The United Service Organizations, in partnership with Team Red, White and Blue, encourages veterans to improve their communities.
Held during a rock-climbing camp 7,522 feet above sea level, J.J. Pinter, director of operations for Team Red, White and Blue, led the seminar emphasizing leadership and effective communication.
Team Red, White and Blue’s mission is to enrich the lives of America’s veterans by connecting them to their community through physical and social activity.
The organization has more than 100 chapters, Pinter said, noting they are located in every state and in 10 countries with only nine employees. Volunteer leaders make up the bulk of the organization’s personnel.
To open the training Pinter asked a simple question — does the country have enough leaders?
“Reading the news and what’s going on in the world, does anyone think that we have a surplus of leadership?” he asked. “Does anyone think that’s the case? That’s one of the reasons we’re talking about this.”
Pinter noted a recent leadership survey among veterans where they “unanimously” said they “still wanted to be leaders and they still wanted to lead after they got out of the service.”
“So it just makes sense,” he said. “We’ve got all of these veterans that still want to continue leading, and some of them have the leadership skills to do it and some of them don’t.”
That’s another reason to do seminar like this one, Pinter said, “because we want to help equip veterans to be better leaders.”
“We want to make our organization better, but we want to make our country better at the same time,” he said.
“And we want to make veterans better,” Pinter continued. “During the course of this thing, [if] you take one thing that you can go back to your job with and make you a little bit more efficient after we’ve talked about it … that’s a win.”
During the leadership seminar, Pinter combined definitions of leadership from the 18 veterans in attendance with examples they’ve experienced throughout their lives and careers.

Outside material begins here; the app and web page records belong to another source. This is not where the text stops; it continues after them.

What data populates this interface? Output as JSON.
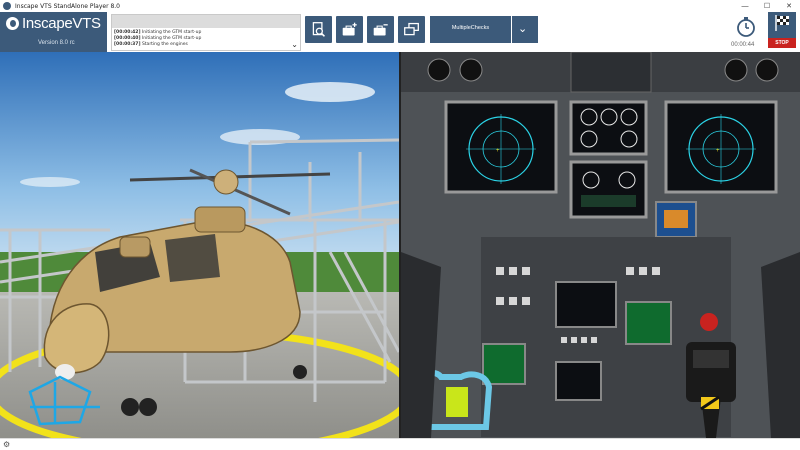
{
  "window": {
    "title": "Inscape VTS StandAlone Player 8.0",
    "controls": {
      "minimize": "—",
      "maximize": "☐",
      "close": "✕"
    }
  },
  "logo": {
    "text": "InscapeVTS",
    "version": "Version 8.0 rc"
  },
  "log": {
    "lines": [
      {
        "time": "[00:00:42]",
        "message": "Initiating the GTM start-up"
      },
      {
        "time": "[00:00:40]",
        "message": "Initiating the GTM start-up"
      },
      {
        "time": "[00:00:37]",
        "message": "Starting the engines"
      }
    ],
    "expand_icon": "chevron-down-icon"
  },
  "toolbar": {
    "buttons": [
      {
        "icon": "document-search-icon"
      },
      {
        "icon": "toolbox-add-icon"
      },
      {
        "icon": "toolbox-remove-icon"
      },
      {
        "icon": "windows-icon"
      }
    ],
    "dropdown": {
      "selected": "MultipleChecks",
      "icon": "chevron-down-icon"
    }
  },
  "session": {
    "timer": "00:00:44",
    "stop_label": "STOP",
    "stop_icon": "checkered-flag-icon"
  },
  "colors": {
    "accent": "#3c5a7a",
    "stop": "#c9231f",
    "helipad_line": "#f2e21a",
    "helicopter_body": "#c8a96e",
    "cockpit_screen": "#0b2a1c"
  },
  "scene": {
    "left_view": "helicopter-on-helipad",
    "right_view": "cockpit-instrument-panel"
  },
  "status": {
    "settings_icon": "gear-icon"
  }
}
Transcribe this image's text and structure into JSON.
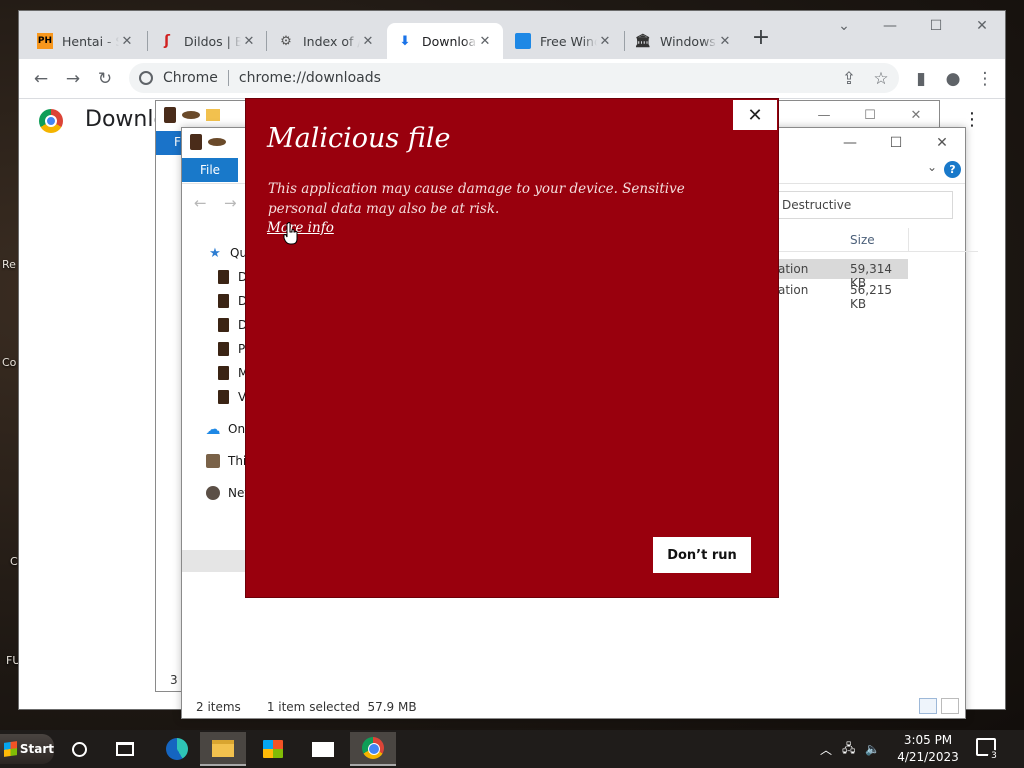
{
  "desktop": {
    "labels": [
      "Re",
      "Co",
      "C",
      "FU"
    ]
  },
  "chrome": {
    "tabs": [
      {
        "label": "Hentai - S",
        "icon": "ph-favicon"
      },
      {
        "label": "Dildos | Bl",
        "icon": "red-logo-favicon"
      },
      {
        "label": "Index of /",
        "icon": "server-favicon"
      },
      {
        "label": "Download",
        "icon": "download-icon",
        "active": true
      },
      {
        "label": "Free Wind",
        "icon": "blue-square-favicon"
      },
      {
        "label": "Windows",
        "icon": "bank-favicon"
      }
    ],
    "ph_badge": "PH",
    "new_tab": "+",
    "site_name": "Chrome",
    "url": "chrome://downloads",
    "page_title": "Downlo"
  },
  "explorer_back": {
    "file_tab": "F",
    "status_count": "3"
  },
  "explorer": {
    "file_tab": "File",
    "help": "?",
    "search_value": "Destructive",
    "size_header": "Size",
    "nav": [
      {
        "label": "Qui",
        "icon": "star-icon"
      },
      {
        "label": "De",
        "icon": "folder-icon"
      },
      {
        "label": "Do",
        "icon": "folder-icon"
      },
      {
        "label": "Do",
        "icon": "folder-icon"
      },
      {
        "label": "Pi",
        "icon": "folder-icon"
      },
      {
        "label": "M",
        "icon": "folder-icon"
      },
      {
        "label": "Vi",
        "icon": "folder-icon"
      },
      {
        "label": "One",
        "icon": "cloud-icon"
      },
      {
        "label": "Thi",
        "icon": "pc-icon"
      },
      {
        "label": "Net",
        "icon": "network-icon"
      }
    ],
    "files": [
      {
        "type": "ation",
        "size": "59,314 KB",
        "selected": true
      },
      {
        "type": "ation",
        "size": "56,215 KB",
        "selected": false
      }
    ],
    "status": {
      "items": "2 items",
      "selected": "1 item selected  57.9 MB"
    }
  },
  "smartscreen": {
    "title": "Malicious file",
    "body": "This application may cause damage to your device. Sensitive personal data may also be at risk.",
    "more_info": "More info",
    "dont_run": "Don’t run",
    "bg_color": "#99000d"
  },
  "taskbar": {
    "start_label": "Start",
    "time": "3:05 PM",
    "date": "4/21/2023",
    "notification_count": "3"
  }
}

“Team Red, White and Blue goes out of its way to try to find people,” he said, “and try to develop people who can be good local leaders for us.”
“We want to build stronger leaders because we want to have a strong organization and stronger communities,” Pinter said. “You know who’s going to do this? Veterans are going to do this.”

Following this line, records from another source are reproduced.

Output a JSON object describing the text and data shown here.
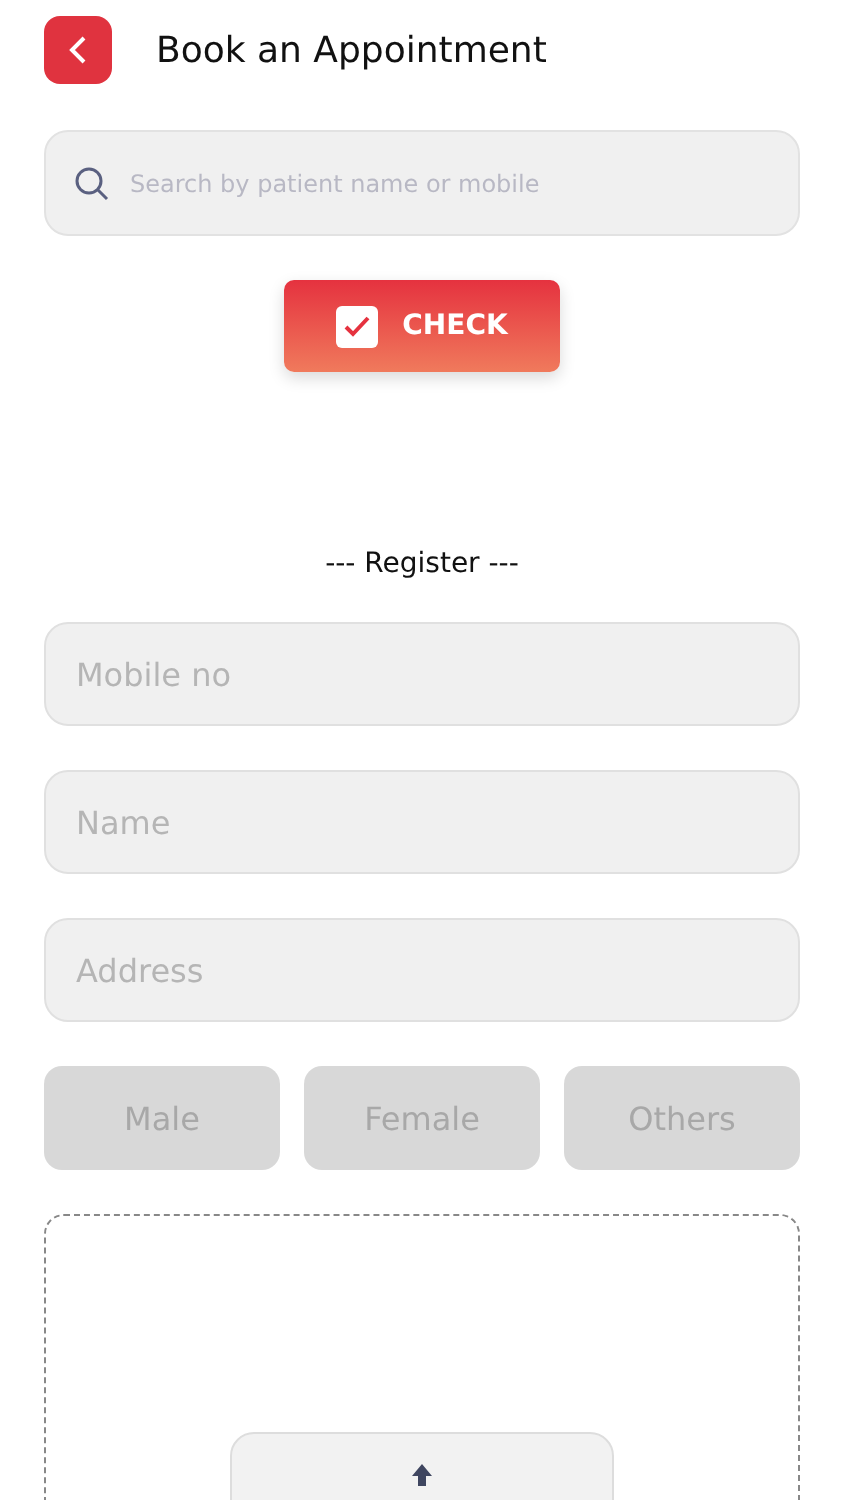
{
  "header": {
    "title": "Book an Appointment"
  },
  "search": {
    "placeholder": "Search by patient name or mobile"
  },
  "check_button": {
    "label": "CHECK",
    "checked": true
  },
  "section_title": "--- Register ---",
  "fields": [
    {
      "placeholder": "Mobile no"
    },
    {
      "placeholder": "Name"
    },
    {
      "placeholder": "Address"
    }
  ],
  "genders": [
    {
      "label": "Male",
      "selected": false
    },
    {
      "label": "Female",
      "selected": false
    },
    {
      "label": "Others",
      "selected": false
    }
  ],
  "upload": {
    "kind": "dropzone"
  }
}
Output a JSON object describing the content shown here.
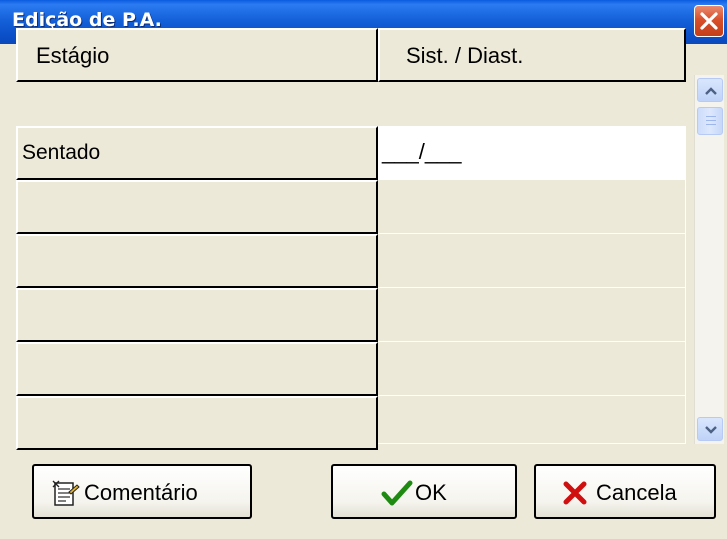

Pinter pointed to the generation of Americans known as the Greatest Generation as inspiration for leading the nation.
“Those guys fought and won World War II and Korea,” he said. “They came back and became titans of industry and leaders of our country for the next 50 years, right?”

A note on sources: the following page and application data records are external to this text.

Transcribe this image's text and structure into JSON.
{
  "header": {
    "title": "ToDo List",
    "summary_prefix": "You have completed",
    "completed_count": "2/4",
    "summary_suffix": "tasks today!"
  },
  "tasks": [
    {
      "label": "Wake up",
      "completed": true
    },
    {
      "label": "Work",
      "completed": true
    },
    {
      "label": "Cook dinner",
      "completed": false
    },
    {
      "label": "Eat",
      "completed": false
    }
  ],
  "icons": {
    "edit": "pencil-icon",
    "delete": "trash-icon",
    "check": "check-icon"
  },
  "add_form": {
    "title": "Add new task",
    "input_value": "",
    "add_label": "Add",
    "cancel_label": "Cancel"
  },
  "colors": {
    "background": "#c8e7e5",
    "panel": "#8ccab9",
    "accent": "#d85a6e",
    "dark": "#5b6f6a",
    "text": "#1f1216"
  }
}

They grew up in the Great Depression, Pinter said, and then they went and accomplished many great things
“There’s not a single reason our generation of veterans can’t do the same thing,” he said. “We’re at the tail end of the two longest wars our country has ever fought right now, and smaller pools of people have fought those wars than before.”
“Think about all that leadership experience,” he said. “There’s no reason that you can’t go back in your communities and be the leaders that our country is drastically needing.”
Pinter went on to remind the veterans of their response to his initial questions.
“The first question I asked you guys was do we have enough leaders in this country and everyone said ‘no,'” he said. “So go fix that.”
Mike Oldham, a Navy vet who attended the seminar and participated in the rock-climbing camp, shared his thoughts on the training.
“I thought the information was very relevant for the group,” he said. “I thought it was useful information that we can take back and apply in Red, White and Blue, and apply in our jobs and social lives.”
“I thought it was very practical and well presented,” Oldham continued. “The information wasn’t some sort of a new theory that you hadn’t heard before. It was a good compilation of information in a format that was easy to understand and will be easy to remember and apply in, sort of, day-to-day life.”
Oldham, a Golden, Colorado, native, said his personal definition of leadership is “a person that can motivate and inspire other people to get outside of their comfort zone and accomplish real, meaningful goals.”
“I think the emphasis, to me, is being able to get people out of their comfort zone,” he said. “Get them to push themselves and help push other people in places that they wouldn’t normally go.”
Mike Greenwood, an Army veteran from Colorado Springs, Colorado, also agreed the seminar was a valuable resource.
“Like J.J. said, we’re not selling anything except for relationships or people,” he said. “So you can get companies who have this distorted view, but it was simple.”
“It was ‘Build that relationship and be that person in the community that veterans can look up to and be there,'” Greenwood said.
Being there, he noted, can mean just “shutting your mouth and listening,” because that’s pretty important to just kind of hear that person out and go from there.
Greenwood said he made his definition of leadership “simple” — belief and motivation.
“A leader can motivate people to do something that they believe in,” he said. “You have to buy into what you’re doing in order to get other people to do what you want them to do, or they need to do.”